Dataset rows for apps and sites

+ + + + + + +

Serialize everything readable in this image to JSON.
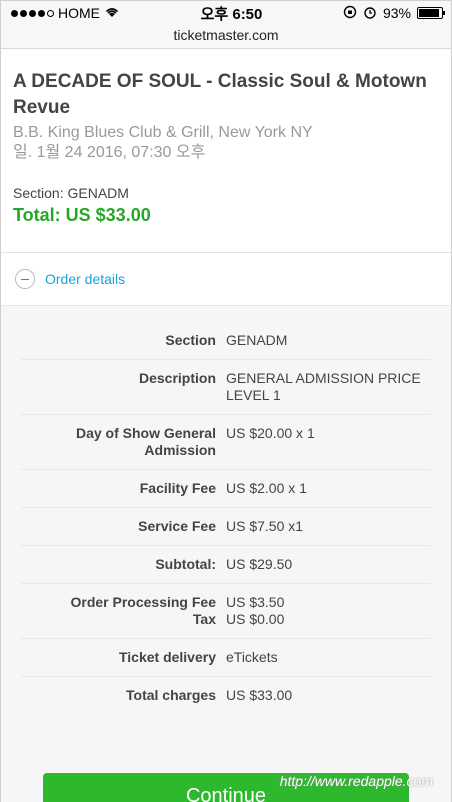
{
  "status_bar": {
    "carrier": "HOME",
    "time": "오후 6:50",
    "battery_pct": "93%",
    "battery_level": 0.93
  },
  "browser": {
    "url": "ticketmaster.com"
  },
  "event": {
    "title": "A DECADE OF SOUL - Classic Soul & Motown Revue",
    "venue": "B.B. King Blues Club & Grill, New York NY",
    "date": "일. 1월 24 2016, 07:30 오후",
    "section": "Section: GENADM",
    "total": "Total: US $33.00"
  },
  "order_details": {
    "toggle_label": "Order details",
    "rows": [
      {
        "label": "Section",
        "value": "GENADM"
      },
      {
        "label": "Description",
        "value": "GENERAL ADMISSION PRICE LEVEL 1"
      },
      {
        "label": "Day of Show General Admission",
        "value": "US $20.00 x 1"
      },
      {
        "label": "Facility Fee",
        "value": "US $2.00 x 1"
      },
      {
        "label": "Service Fee",
        "value": "US $7.50 x1"
      },
      {
        "label": "Subtotal:",
        "value": "US $29.50"
      },
      {
        "label": "Order Processing Fee",
        "value": "US $3.50"
      },
      {
        "label": "Tax",
        "value": "US $0.00"
      },
      {
        "label": "Ticket delivery",
        "value": "eTickets"
      },
      {
        "label": "Total charges",
        "value": "US $33.00"
      }
    ]
  },
  "actions": {
    "continue_label": "Continue"
  },
  "watermark": "http://www.redapple.com",
  "colors": {
    "total_green": "#27a727",
    "link_blue": "#1aa3d8",
    "button_green": "#2eb82e"
  }
}
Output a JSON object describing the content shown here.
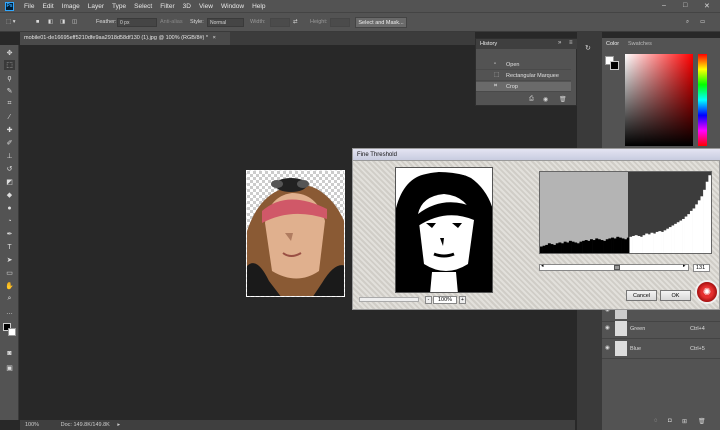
{
  "menubar": {
    "logo": "Ps",
    "items": [
      "File",
      "Edit",
      "Image",
      "Layer",
      "Type",
      "Select",
      "Filter",
      "3D",
      "View",
      "Window",
      "Help"
    ]
  },
  "options": {
    "feather_label": "Feather:",
    "feather_value": "0 px",
    "antialias_label": "Anti-alias",
    "style_label": "Style:",
    "style_value": "Normal",
    "width_label": "Width:",
    "height_label": "Height:",
    "select_mask_label": "Select and Mask..."
  },
  "document": {
    "tab_title": "mobile01-de16695eff5210dfe9aa2918d58df130 (1).jpg @ 100% (RGB/8#) *",
    "close_glyph": "×"
  },
  "history": {
    "tab_label": "History",
    "items": [
      {
        "label": "Open",
        "icon": "document-icon"
      },
      {
        "label": "Rectangular Marquee",
        "icon": "marquee-icon"
      },
      {
        "label": "Crop",
        "icon": "crop-icon"
      }
    ]
  },
  "color_panel": {
    "tab_color": "Color",
    "tab_swatches": "Swatches"
  },
  "channels": [
    {
      "name": "Green",
      "shortcut": "Ctrl+4"
    },
    {
      "name": "Blue",
      "shortcut": "Ctrl+5"
    }
  ],
  "dialog": {
    "title": "Fine Threshold",
    "threshold_value": "131",
    "zoom_value": "100%",
    "cancel_label": "Cancel",
    "ok_label": "OK",
    "zoom_minus": "-",
    "zoom_plus": "+",
    "histogram": {
      "type": "area",
      "levels": [
        8,
        9,
        10,
        12,
        11,
        10,
        12,
        13,
        12,
        14,
        13,
        15,
        14,
        13,
        12,
        14,
        15,
        16,
        15,
        17,
        16,
        18,
        17,
        16,
        15,
        17,
        18,
        19,
        18,
        20,
        19,
        18,
        17,
        19,
        20,
        21,
        22,
        21,
        20,
        22,
        24,
        23,
        25,
        24,
        26,
        27,
        26,
        28,
        30,
        32,
        34,
        36,
        38,
        40,
        42,
        45,
        48,
        52,
        55,
        60,
        65,
        70,
        78,
        88,
        96
      ]
    }
  },
  "status": {
    "zoom": "100%",
    "doc": "Doc: 149.8K/149.8K"
  },
  "colors": {
    "app_bg": "#282828",
    "panel_bg": "#535353",
    "dialog_bg": "#d8d5cf"
  }
}
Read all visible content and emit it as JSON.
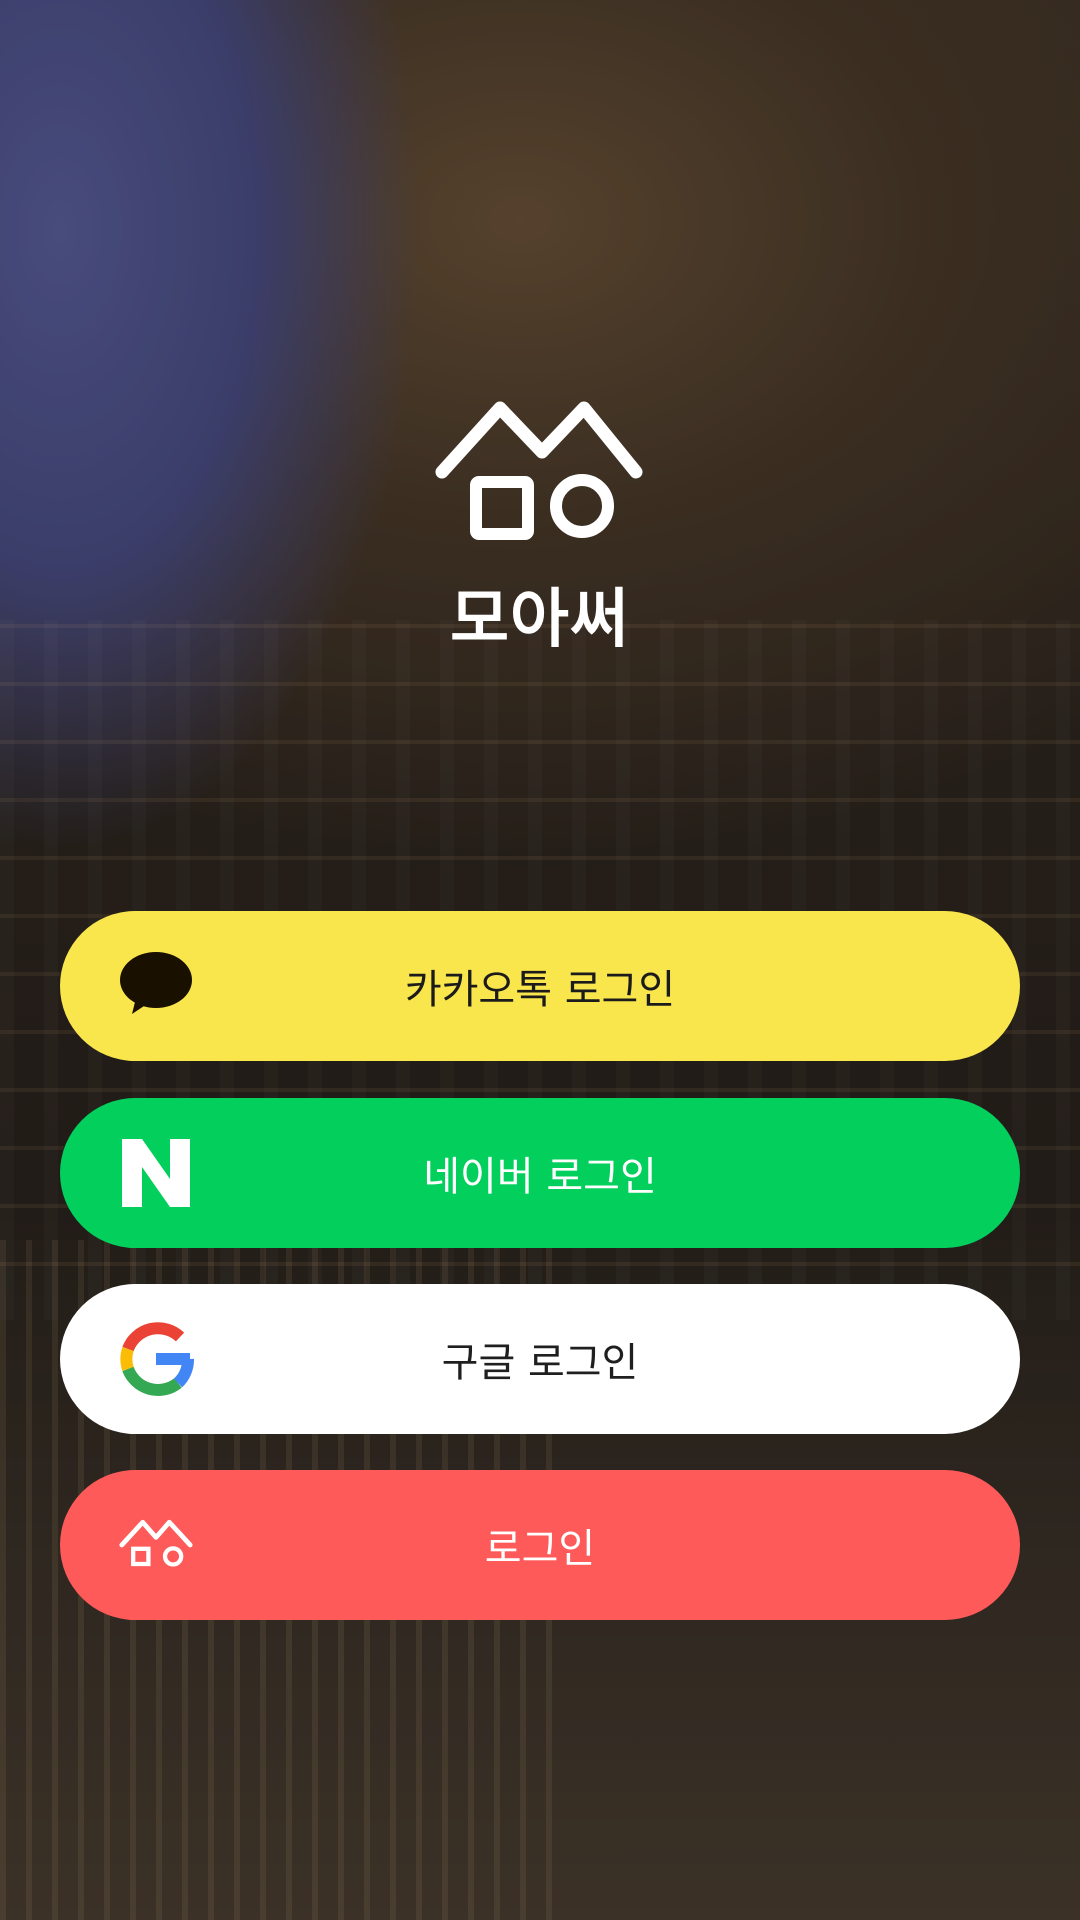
{
  "app": {
    "name": "모아써"
  },
  "login": {
    "kakao_label": "카카오톡 로그인",
    "naver_label": "네이버 로그인",
    "google_label": "구글 로그인",
    "app_label": "로그인"
  },
  "icons": {
    "logo": "moasseo-logo-icon",
    "kakao": "kakao-talk-bubble-icon",
    "naver": "naver-n-icon",
    "google": "google-g-icon",
    "app": "moasseo-logo-icon"
  },
  "colors": {
    "kakao": "#f9e54c",
    "naver": "#03cf5d",
    "google": "#ffffff",
    "app": "#ff5a5a",
    "text_dark": "#1b1b1b",
    "text_light": "#ffffff"
  }
}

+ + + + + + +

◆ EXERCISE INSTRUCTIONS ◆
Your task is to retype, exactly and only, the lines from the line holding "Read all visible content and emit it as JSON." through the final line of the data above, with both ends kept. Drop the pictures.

◆ REPLY ◆
Read all visible content and emit it as JSON.
{
  "app": {
    "name": "모아써"
  },
  "login": {
    "kakao_label": "카카오톡 로그인",
    "naver_label": "네이버 로그인",
    "google_label": "구글 로그인",
    "app_label": "로그인"
  },
  "icons": {
    "logo": "moasseo-logo-icon",
    "kakao": "kakao-talk-bubble-icon",
    "naver": "naver-n-icon",
    "google": "google-g-icon",
    "app": "moasseo-logo-icon"
  },
  "colors": {
    "kakao": "#f9e54c",
    "naver": "#03cf5d",
    "google": "#ffffff",
    "app": "#ff5a5a",
    "text_dark": "#1b1b1b",
    "text_light": "#ffffff"
  }
}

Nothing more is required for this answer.